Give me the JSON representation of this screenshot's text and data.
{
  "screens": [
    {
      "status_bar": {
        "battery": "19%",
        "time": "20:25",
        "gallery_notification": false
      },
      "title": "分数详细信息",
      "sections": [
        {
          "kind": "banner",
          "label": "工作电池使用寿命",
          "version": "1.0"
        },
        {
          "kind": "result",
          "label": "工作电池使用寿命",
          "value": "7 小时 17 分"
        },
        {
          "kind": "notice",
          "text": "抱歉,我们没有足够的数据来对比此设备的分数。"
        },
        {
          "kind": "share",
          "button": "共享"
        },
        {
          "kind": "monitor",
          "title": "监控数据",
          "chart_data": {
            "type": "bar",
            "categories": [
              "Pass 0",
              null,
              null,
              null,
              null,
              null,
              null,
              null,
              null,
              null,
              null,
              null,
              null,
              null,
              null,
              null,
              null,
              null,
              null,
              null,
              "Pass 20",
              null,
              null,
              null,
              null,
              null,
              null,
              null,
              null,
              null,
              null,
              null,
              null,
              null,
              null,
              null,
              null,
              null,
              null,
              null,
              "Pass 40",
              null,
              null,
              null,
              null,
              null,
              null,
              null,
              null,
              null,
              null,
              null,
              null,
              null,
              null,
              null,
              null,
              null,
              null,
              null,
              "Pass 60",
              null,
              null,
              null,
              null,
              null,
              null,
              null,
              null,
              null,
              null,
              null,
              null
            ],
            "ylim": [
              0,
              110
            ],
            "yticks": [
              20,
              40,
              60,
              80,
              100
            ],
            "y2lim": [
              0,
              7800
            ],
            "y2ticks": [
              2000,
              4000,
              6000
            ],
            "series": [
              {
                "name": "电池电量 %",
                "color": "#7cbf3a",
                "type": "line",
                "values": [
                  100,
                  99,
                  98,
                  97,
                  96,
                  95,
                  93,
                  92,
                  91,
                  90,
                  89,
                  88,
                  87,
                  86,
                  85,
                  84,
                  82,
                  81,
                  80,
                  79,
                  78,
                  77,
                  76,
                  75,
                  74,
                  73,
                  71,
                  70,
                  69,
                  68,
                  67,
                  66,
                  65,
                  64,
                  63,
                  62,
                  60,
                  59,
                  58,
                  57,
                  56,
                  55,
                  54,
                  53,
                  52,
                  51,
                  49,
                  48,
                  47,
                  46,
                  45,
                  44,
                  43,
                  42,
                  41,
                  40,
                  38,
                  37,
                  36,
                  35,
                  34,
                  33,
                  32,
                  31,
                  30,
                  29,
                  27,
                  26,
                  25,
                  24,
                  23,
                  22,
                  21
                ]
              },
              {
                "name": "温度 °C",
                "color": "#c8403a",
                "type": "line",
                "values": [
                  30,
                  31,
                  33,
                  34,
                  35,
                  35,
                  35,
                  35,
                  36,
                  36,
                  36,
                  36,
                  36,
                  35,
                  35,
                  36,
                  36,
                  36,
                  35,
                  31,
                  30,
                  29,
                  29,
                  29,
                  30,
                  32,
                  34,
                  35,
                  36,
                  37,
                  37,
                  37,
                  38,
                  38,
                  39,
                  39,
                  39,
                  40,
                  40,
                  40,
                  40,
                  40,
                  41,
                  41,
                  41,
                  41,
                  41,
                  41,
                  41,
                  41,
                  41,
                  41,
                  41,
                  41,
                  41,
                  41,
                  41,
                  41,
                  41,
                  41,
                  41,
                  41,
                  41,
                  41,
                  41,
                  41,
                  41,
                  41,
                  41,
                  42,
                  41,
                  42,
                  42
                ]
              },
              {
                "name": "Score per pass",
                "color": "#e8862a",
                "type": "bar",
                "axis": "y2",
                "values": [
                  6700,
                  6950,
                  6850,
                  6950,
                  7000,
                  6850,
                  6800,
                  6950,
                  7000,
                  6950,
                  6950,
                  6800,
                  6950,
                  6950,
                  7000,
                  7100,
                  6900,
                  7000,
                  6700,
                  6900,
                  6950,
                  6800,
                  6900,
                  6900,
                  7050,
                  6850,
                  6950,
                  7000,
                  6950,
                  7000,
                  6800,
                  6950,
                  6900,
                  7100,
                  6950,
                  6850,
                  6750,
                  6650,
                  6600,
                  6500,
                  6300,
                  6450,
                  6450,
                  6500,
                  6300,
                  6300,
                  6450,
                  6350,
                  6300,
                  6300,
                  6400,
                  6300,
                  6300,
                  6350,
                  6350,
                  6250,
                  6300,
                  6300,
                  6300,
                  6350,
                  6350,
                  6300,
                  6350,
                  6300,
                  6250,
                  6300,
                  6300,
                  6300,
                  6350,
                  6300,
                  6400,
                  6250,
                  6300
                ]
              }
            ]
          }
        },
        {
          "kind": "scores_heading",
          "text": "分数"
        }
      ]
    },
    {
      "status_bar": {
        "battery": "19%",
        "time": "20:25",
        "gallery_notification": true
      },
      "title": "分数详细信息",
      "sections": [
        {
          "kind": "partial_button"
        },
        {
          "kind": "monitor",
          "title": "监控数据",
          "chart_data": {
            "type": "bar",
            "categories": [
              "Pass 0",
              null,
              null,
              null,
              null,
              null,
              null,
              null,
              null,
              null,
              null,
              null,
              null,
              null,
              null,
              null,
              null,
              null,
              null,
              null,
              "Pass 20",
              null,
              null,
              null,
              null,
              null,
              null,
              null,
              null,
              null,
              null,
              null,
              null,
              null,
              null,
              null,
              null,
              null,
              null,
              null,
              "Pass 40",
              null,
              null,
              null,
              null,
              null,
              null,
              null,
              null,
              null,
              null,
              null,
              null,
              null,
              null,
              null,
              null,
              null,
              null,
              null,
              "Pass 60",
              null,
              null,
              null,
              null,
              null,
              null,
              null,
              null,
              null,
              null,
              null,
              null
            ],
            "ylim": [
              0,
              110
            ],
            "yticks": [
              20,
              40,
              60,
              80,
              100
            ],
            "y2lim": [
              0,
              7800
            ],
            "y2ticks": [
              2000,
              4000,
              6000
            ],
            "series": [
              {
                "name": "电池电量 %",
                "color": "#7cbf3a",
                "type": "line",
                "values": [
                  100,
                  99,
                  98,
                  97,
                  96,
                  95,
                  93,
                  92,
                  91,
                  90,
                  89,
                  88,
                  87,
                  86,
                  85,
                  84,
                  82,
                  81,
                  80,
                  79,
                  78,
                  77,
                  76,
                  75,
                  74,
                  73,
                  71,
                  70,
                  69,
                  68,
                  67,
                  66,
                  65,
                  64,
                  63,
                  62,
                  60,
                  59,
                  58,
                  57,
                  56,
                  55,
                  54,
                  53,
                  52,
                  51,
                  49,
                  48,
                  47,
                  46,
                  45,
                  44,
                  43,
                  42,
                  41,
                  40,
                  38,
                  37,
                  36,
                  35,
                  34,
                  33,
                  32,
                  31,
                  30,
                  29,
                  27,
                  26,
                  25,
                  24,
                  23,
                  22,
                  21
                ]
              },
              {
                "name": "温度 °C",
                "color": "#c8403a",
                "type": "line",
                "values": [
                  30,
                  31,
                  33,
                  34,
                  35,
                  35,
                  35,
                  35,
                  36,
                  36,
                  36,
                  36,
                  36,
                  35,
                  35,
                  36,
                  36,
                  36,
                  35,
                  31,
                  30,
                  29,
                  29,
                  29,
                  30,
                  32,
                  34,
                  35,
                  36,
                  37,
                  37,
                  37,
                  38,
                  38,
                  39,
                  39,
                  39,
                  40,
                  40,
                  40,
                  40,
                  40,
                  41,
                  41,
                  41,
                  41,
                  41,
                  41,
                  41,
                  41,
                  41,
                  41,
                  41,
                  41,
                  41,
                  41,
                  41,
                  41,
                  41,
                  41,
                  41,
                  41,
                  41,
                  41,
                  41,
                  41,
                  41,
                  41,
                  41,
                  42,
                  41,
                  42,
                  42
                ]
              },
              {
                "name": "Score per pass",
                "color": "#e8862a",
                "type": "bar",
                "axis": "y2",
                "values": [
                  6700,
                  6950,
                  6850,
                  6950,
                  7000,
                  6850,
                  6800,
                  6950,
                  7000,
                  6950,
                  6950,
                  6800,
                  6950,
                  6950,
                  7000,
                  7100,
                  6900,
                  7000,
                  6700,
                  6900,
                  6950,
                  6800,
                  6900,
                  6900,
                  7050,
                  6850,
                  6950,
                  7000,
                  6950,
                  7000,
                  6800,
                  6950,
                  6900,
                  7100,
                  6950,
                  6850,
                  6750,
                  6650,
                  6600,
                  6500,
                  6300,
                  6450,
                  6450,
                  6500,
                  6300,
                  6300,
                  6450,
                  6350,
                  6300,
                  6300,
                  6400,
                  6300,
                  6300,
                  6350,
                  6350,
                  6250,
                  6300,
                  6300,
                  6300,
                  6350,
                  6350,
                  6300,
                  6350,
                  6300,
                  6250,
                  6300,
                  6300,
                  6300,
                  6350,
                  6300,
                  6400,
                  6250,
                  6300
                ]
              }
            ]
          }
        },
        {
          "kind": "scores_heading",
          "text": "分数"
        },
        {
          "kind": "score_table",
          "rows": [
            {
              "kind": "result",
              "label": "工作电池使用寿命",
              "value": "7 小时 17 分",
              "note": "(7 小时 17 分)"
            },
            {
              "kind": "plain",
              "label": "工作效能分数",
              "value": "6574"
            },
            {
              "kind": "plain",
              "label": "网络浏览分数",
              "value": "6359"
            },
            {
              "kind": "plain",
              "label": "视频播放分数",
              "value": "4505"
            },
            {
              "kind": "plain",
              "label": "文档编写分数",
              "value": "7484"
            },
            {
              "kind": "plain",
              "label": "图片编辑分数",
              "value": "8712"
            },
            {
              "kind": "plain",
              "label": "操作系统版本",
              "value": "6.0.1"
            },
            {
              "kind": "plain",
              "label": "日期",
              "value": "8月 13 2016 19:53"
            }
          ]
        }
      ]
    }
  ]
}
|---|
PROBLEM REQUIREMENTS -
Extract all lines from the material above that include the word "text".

RESPONSE TO THIS EXERCISE -
Give me the JSON representation of this screenshot's text and data.
          "text": "抱歉,我们没有足够的数据来对比此设备的分数。"
          "text": "分数"
          "text": "分数"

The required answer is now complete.